▼▼▼

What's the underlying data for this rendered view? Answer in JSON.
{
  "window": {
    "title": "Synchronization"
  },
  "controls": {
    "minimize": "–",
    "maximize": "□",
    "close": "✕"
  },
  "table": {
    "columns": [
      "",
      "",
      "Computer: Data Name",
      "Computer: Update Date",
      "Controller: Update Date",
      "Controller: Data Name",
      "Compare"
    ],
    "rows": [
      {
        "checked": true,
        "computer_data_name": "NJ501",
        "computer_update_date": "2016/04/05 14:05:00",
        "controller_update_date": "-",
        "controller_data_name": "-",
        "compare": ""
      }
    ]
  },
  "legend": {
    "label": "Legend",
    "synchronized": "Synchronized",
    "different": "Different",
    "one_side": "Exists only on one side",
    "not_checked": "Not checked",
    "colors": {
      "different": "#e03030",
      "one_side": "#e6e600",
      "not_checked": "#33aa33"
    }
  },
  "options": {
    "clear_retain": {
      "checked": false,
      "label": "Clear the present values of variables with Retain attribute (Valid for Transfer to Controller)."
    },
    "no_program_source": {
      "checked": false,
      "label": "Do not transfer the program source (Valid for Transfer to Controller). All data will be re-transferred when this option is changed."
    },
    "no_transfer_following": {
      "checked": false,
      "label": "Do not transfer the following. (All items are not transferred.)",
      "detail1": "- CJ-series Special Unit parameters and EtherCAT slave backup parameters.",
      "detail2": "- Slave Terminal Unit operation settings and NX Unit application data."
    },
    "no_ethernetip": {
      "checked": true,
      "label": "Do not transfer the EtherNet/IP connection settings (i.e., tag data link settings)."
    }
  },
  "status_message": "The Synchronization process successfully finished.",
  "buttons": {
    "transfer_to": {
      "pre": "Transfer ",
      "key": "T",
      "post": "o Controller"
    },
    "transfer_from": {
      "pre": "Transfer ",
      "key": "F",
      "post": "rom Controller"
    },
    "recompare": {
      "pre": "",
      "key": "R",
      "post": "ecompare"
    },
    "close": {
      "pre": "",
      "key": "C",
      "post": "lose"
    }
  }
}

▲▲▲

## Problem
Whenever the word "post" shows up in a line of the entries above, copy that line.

## Exercise result
      "post": "o Controller"
      "post": "rom Controller"
      "post": "ecompare"
      "post": "lose"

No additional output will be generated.